* [Directions for this task]
Each line below is to be repeated exactly; any picture is to be left out.
═══ Data for analysis
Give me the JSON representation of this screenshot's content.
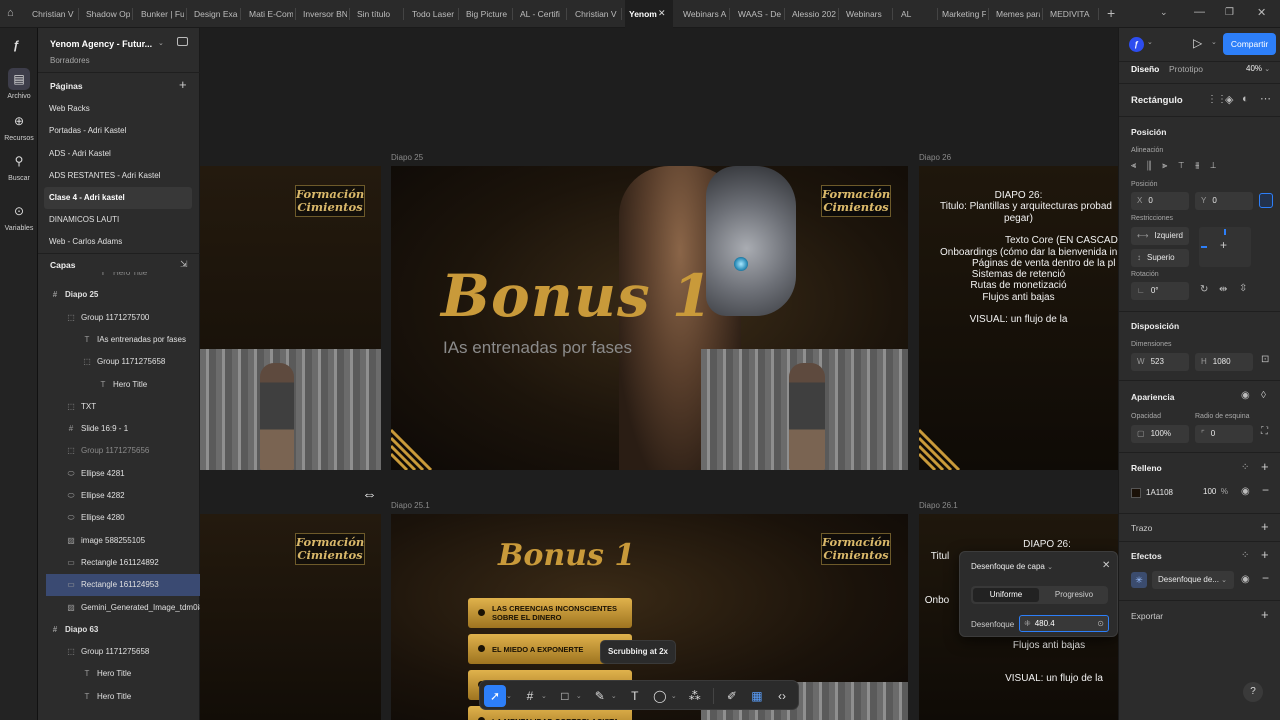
{
  "browser_tabs": [
    "Christian V",
    "Shadow Op",
    "Bunker | Fu",
    "Design Exa",
    "Mati E-Com",
    "Inversor BN",
    "Sin título",
    "Todo Laser",
    "Big Picture",
    "AL - Certifi",
    "Christian V",
    "Yenom",
    "Webinars A",
    "WAAS - De",
    "Alessio 202",
    "Webinars",
    "AL",
    "Marketing F",
    "Memes para",
    "MEDIVITA"
  ],
  "active_tab": "Yenom",
  "rail": {
    "archivo": "Archivo",
    "recursos": "Recursos",
    "buscar": "Buscar",
    "variables": "Variables"
  },
  "file": {
    "title": "Yenom Agency - Futur...",
    "subtitle": "Borradores"
  },
  "pages_header": "Páginas",
  "pages": [
    "Web Racks",
    "Portadas - Adri Kastel",
    "ADS - Adri Kastel",
    "ADS RESTANTES - Adri Kastel",
    "Clase 4 - Adri kastel",
    "DINAMICOS LAUTI",
    "Web - Carlos Adams"
  ],
  "layers_header": "Capas",
  "layers": [
    {
      "label": "Hero Title",
      "icon": "text-icon",
      "indent": 3
    },
    {
      "label": "Diapo 25",
      "icon": "frame-icon",
      "indent": 0
    },
    {
      "label": "Group 1171275700",
      "icon": "group-icon",
      "indent": 1
    },
    {
      "label": "IAs entrenadas por fases",
      "icon": "text-icon",
      "indent": 2
    },
    {
      "label": "Group 1171275658",
      "icon": "group-icon",
      "indent": 2
    },
    {
      "label": "Hero Title",
      "icon": "text-icon",
      "indent": 3
    },
    {
      "label": "TXT",
      "icon": "group-icon",
      "indent": 1
    },
    {
      "label": "Slide 16:9 - 1",
      "icon": "frame-icon",
      "indent": 1
    },
    {
      "label": "Group 1171275656",
      "icon": "group-icon",
      "indent": 1
    },
    {
      "label": "Ellipse 4281",
      "icon": "ellipse-icon",
      "indent": 1
    },
    {
      "label": "Ellipse 4282",
      "icon": "ellipse-icon",
      "indent": 1
    },
    {
      "label": "Ellipse 4280",
      "icon": "ellipse-icon",
      "indent": 1
    },
    {
      "label": "image 588255105",
      "icon": "image-icon",
      "indent": 1
    },
    {
      "label": "Rectangle 161124892",
      "icon": "rectangle-icon",
      "indent": 1
    },
    {
      "label": "Rectangle 161124953",
      "icon": "rectangle-icon",
      "indent": 1
    },
    {
      "label": "Gemini_Generated_Image_tdm0i8",
      "icon": "image-icon",
      "indent": 1
    },
    {
      "label": "Diapo 63",
      "icon": "frame-icon",
      "indent": 0
    },
    {
      "label": "Group 1171275658",
      "icon": "group-icon",
      "indent": 1
    },
    {
      "label": "Hero Title",
      "icon": "text-icon",
      "indent": 2
    },
    {
      "label": "Hero Title",
      "icon": "text-icon",
      "indent": 2
    }
  ],
  "canvas": {
    "frame_labels": {
      "d25": "Diapo 25",
      "d26": "Diapo 26",
      "d251": "Diapo 25.1",
      "d261": "Diapo 26.1"
    },
    "logo_line1": "Formación",
    "logo_line2": "Cimientos",
    "bonus_title": "Bonus 1",
    "bonus_subtitle": "IAs entrenadas por fases",
    "bonus_pills": [
      "LAS CREENCIAS INCONSCIENTES SOBRE EL DINERO",
      "EL MIEDO A EXPONERTE",
      "",
      "LA MENTALIDAD CORTOPLACISTA"
    ],
    "diapo26_lines": [
      "DIAPO 26:",
      "Titulo: Plantillas y arquitecturas probad",
      "pegar)",
      "",
      "Texto Core (EN CASCADA",
      "Onboardings (cómo dar la bienvenida inic",
      "Páginas de venta dentro de la pl",
      "Sistemas de retenció",
      "Rutas de monetizació",
      "Flujos anti bajas",
      "",
      "VISUAL: un flujo de la"
    ],
    "diapo261_lines": [
      "DIAPO 26:",
      "Titul",
      "Onbo",
      "Flujos anti bajas",
      "VISUAL: un flujo de la"
    ]
  },
  "blur_popup": {
    "title": "Desenfoque de capa",
    "tab_uniform": "Uniforme",
    "tab_progressive": "Progresivo",
    "label": "Desenfoque",
    "value": "480.4"
  },
  "tooltip": "Scrubbing at 2x",
  "right": {
    "share": "Compartir",
    "tab_design": "Diseño",
    "tab_prototype": "Prototipo",
    "zoom": "40%",
    "selection": "Rectángulo",
    "position": "Posición",
    "alignment": "Alineación",
    "position_label": "Posición",
    "x_label": "X",
    "x": "0",
    "y_label": "Y",
    "y": "0",
    "constraints": "Restricciones",
    "constraint_h": "Izquierd",
    "constraint_v": "Superio",
    "rotation": "Rotación",
    "rotation_value": "0°",
    "layout": "Disposición",
    "dimensions": "Dimensiones",
    "w_label": "W",
    "w": "523",
    "h_label": "H",
    "h": "1080",
    "appearance": "Apariencia",
    "opacity_label": "Opacidad",
    "opacity": "100%",
    "radius_label": "Radio de esquina",
    "radius": "0",
    "fill": "Relleno",
    "fill_hex": "1A1108",
    "fill_opacity": "100",
    "fill_pct": "%",
    "stroke": "Trazo",
    "effects": "Efectos",
    "effect_name": "Desenfoque de...",
    "export": "Exportar",
    "help": "?"
  },
  "colors": {
    "accent": "#2d7ff9",
    "gold": "#c99a3a",
    "fill": "#1a1108"
  }
}
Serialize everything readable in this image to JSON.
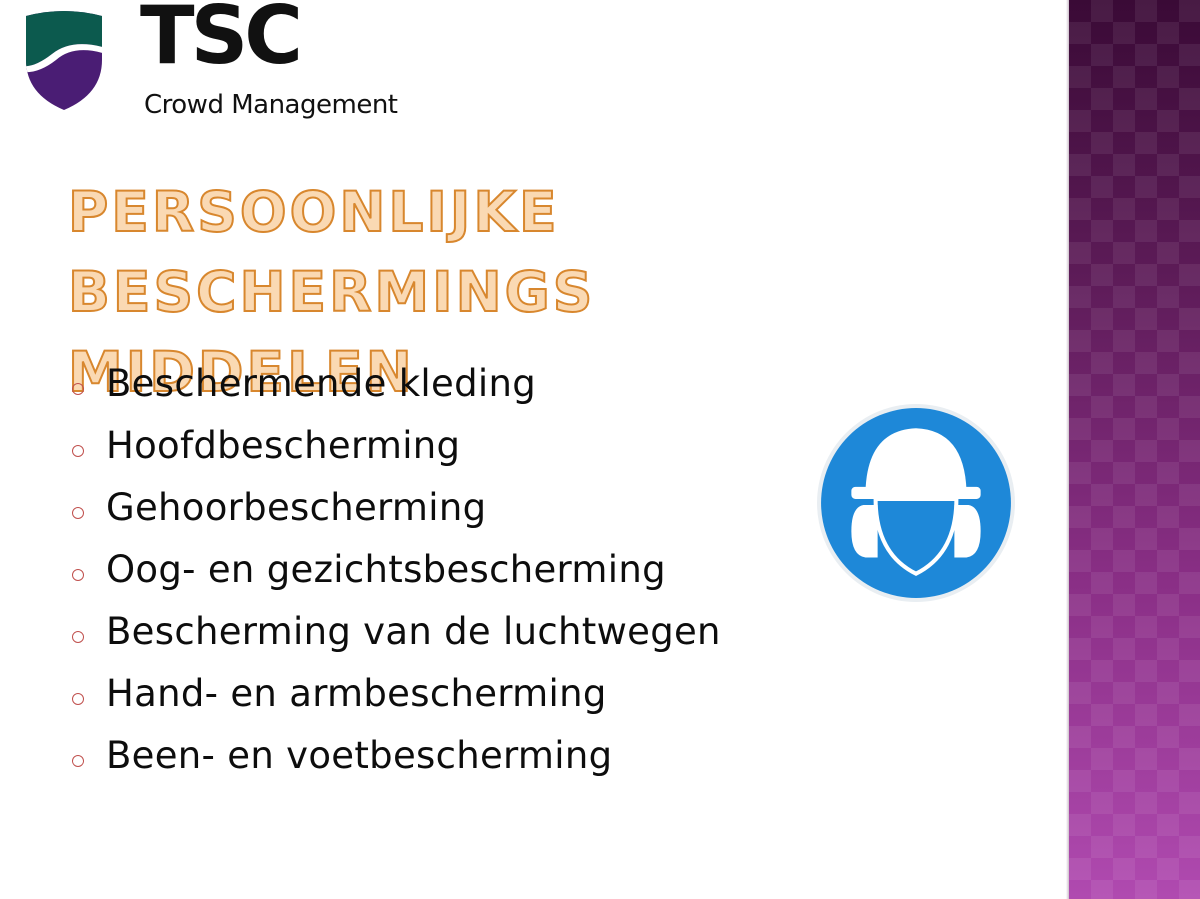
{
  "logo": {
    "brand": "TSC",
    "subtitle": "Crowd Management",
    "colors": {
      "shield_top": "#0c5a4e",
      "shield_bottom": "#4a1d74",
      "text": "#111111"
    }
  },
  "slide": {
    "title_line1": "PERSOONLIJKE BESCHERMINGS",
    "title_line2": "MIDDELEN",
    "title_colors": {
      "fill": "#fad9b3",
      "outline": "#d8872e"
    },
    "bullet_color": "#c0504d",
    "accent_band_color": "#8a2f86",
    "items": [
      {
        "label": "Beschermende kleding"
      },
      {
        "label": "Hoofdbescherming"
      },
      {
        "label": "Gehoorbescherming"
      },
      {
        "label": "Oog- en gezichtsbescherming"
      },
      {
        "label": "Bescherming van de luchtwegen"
      },
      {
        "label": "Hand- en armbescherming"
      },
      {
        "label": "Been- en voetbescherming"
      }
    ]
  },
  "sign": {
    "icon": "head-and-ear-protection-icon",
    "color": "#1e88d8"
  }
}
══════
* [Answer section]
Give me the JSON representation of this screenshot's content.
{
  "browser_tabs": [
    "Christian V",
    "Shadow Op",
    "Bunker | Fu",
    "Design Exa",
    "Mati E-Com",
    "Inversor BN",
    "Sin título",
    "Todo Laser",
    "Big Picture",
    "AL - Certifi",
    "Christian V",
    "Yenom",
    "Webinars A",
    "WAAS - De",
    "Alessio 202",
    "Webinars",
    "AL",
    "Marketing F",
    "Memes para",
    "MEDIVITA"
  ],
  "active_tab": "Yenom",
  "rail": {
    "archivo": "Archivo",
    "recursos": "Recursos",
    "buscar": "Buscar",
    "variables": "Variables"
  },
  "file": {
    "title": "Yenom Agency - Futur...",
    "subtitle": "Borradores"
  },
  "pages_header": "Páginas",
  "pages": [
    "Web Racks",
    "Portadas - Adri Kastel",
    "ADS - Adri Kastel",
    "ADS RESTANTES - Adri Kastel",
    "Clase 4 - Adri kastel",
    "DINAMICOS LAUTI",
    "Web - Carlos Adams"
  ],
  "layers_header": "Capas",
  "layers": [
    {
      "label": "Hero Title",
      "icon": "text-icon",
      "indent": 3
    },
    {
      "label": "Diapo 25",
      "icon": "frame-icon",
      "indent": 0
    },
    {
      "label": "Group 1171275700",
      "icon": "group-icon",
      "indent": 1
    },
    {
      "label": "IAs entrenadas por fases",
      "icon": "text-icon",
      "indent": 2
    },
    {
      "label": "Group 1171275658",
      "icon": "group-icon",
      "indent": 2
    },
    {
      "label": "Hero Title",
      "icon": "text-icon",
      "indent": 3
    },
    {
      "label": "TXT",
      "icon": "group-icon",
      "indent": 1
    },
    {
      "label": "Slide 16:9 - 1",
      "icon": "frame-icon",
      "indent": 1
    },
    {
      "label": "Group 1171275656",
      "icon": "group-icon",
      "indent": 1
    },
    {
      "label": "Ellipse 4281",
      "icon": "ellipse-icon",
      "indent": 1
    },
    {
      "label": "Ellipse 4282",
      "icon": "ellipse-icon",
      "indent": 1
    },
    {
      "label": "Ellipse 4280",
      "icon": "ellipse-icon",
      "indent": 1
    },
    {
      "label": "image 588255105",
      "icon": "image-icon",
      "indent": 1
    },
    {
      "label": "Rectangle 161124892",
      "icon": "rectangle-icon",
      "indent": 1
    },
    {
      "label": "Rectangle 161124953",
      "icon": "rectangle-icon",
      "indent": 1
    },
    {
      "label": "Gemini_Generated_Image_tdm0i8",
      "icon": "image-icon",
      "indent": 1
    },
    {
      "label": "Diapo 63",
      "icon": "frame-icon",
      "indent": 0
    },
    {
      "label": "Group 1171275658",
      "icon": "group-icon",
      "indent": 1
    },
    {
      "label": "Hero Title",
      "icon": "text-icon",
      "indent": 2
    },
    {
      "label": "Hero Title",
      "icon": "text-icon",
      "indent": 2
    }
  ],
  "canvas": {
    "frame_labels": {
      "d25": "Diapo 25",
      "d26": "Diapo 26",
      "d251": "Diapo 25.1",
      "d261": "Diapo 26.1"
    },
    "logo_line1": "Formación",
    "logo_line2": "Cimientos",
    "bonus_title": "Bonus 1",
    "bonus_subtitle": "IAs entrenadas por fases",
    "bonus_pills": [
      "LAS CREENCIAS INCONSCIENTES SOBRE EL DINERO",
      "EL MIEDO A EXPONERTE",
      "",
      "LA MENTALIDAD CORTOPLACISTA"
    ],
    "diapo26_lines": [
      "DIAPO 26:",
      "Titulo: Plantillas y arquitecturas probad",
      "pegar)",
      "",
      "Texto Core (EN CASCADA",
      "Onboardings (cómo dar la bienvenida inic",
      "Páginas de venta dentro de la pl",
      "Sistemas de retenció",
      "Rutas de monetizació",
      "Flujos anti bajas",
      "",
      "VISUAL: un flujo de la"
    ],
    "diapo261_lines": [
      "DIAPO 26:",
      "Titul",
      "Onbo",
      "Flujos anti bajas",
      "VISUAL: un flujo de la"
    ]
  },
  "blur_popup": {
    "title": "Desenfoque de capa",
    "tab_uniform": "Uniforme",
    "tab_progressive": "Progresivo",
    "label": "Desenfoque",
    "value": "480.4"
  },
  "tooltip": "Scrubbing at 2x",
  "right": {
    "share": "Compartir",
    "tab_design": "Diseño",
    "tab_prototype": "Prototipo",
    "zoom": "40%",
    "selection": "Rectángulo",
    "position": "Posición",
    "alignment": "Alineación",
    "position_label": "Posición",
    "x_label": "X",
    "x": "0",
    "y_label": "Y",
    "y": "0",
    "constraints": "Restricciones",
    "constraint_h": "Izquierd",
    "constraint_v": "Superio",
    "rotation": "Rotación",
    "rotation_value": "0°",
    "layout": "Disposición",
    "dimensions": "Dimensiones",
    "w_label": "W",
    "w": "523",
    "h_label": "H",
    "h": "1080",
    "appearance": "Apariencia",
    "opacity_label": "Opacidad",
    "opacity": "100%",
    "radius_label": "Radio de esquina",
    "radius": "0",
    "fill": "Relleno",
    "fill_hex": "1A1108",
    "fill_opacity": "100",
    "fill_pct": "%",
    "stroke": "Trazo",
    "effects": "Efectos",
    "effect_name": "Desenfoque de...",
    "export": "Exportar",
    "help": "?"
  },
  "colors": {
    "accent": "#2d7ff9",
    "gold": "#c99a3a",
    "fill": "#1a1108"
  }
}
Serialize everything readable in this image to JSON.
{
  "logo": {
    "brand": "TSC",
    "subtitle": "Crowd Management",
    "colors": {
      "shield_top": "#0c5a4e",
      "shield_bottom": "#4a1d74",
      "text": "#111111"
    }
  },
  "slide": {
    "title_line1": "PERSOONLIJKE BESCHERMINGS",
    "title_line2": "MIDDELEN",
    "title_colors": {
      "fill": "#fad9b3",
      "outline": "#d8872e"
    },
    "bullet_color": "#c0504d",
    "accent_band_color": "#8a2f86",
    "items": [
      {
        "label": "Beschermende kleding"
      },
      {
        "label": "Hoofdbescherming"
      },
      {
        "label": "Gehoorbescherming"
      },
      {
        "label": "Oog- en gezichtsbescherming"
      },
      {
        "label": "Bescherming van de luchtwegen"
      },
      {
        "label": "Hand- en armbescherming"
      },
      {
        "label": "Been- en voetbescherming"
      }
    ]
  },
  "sign": {
    "icon": "head-and-ear-protection-icon",
    "color": "#1e88d8"
  }
}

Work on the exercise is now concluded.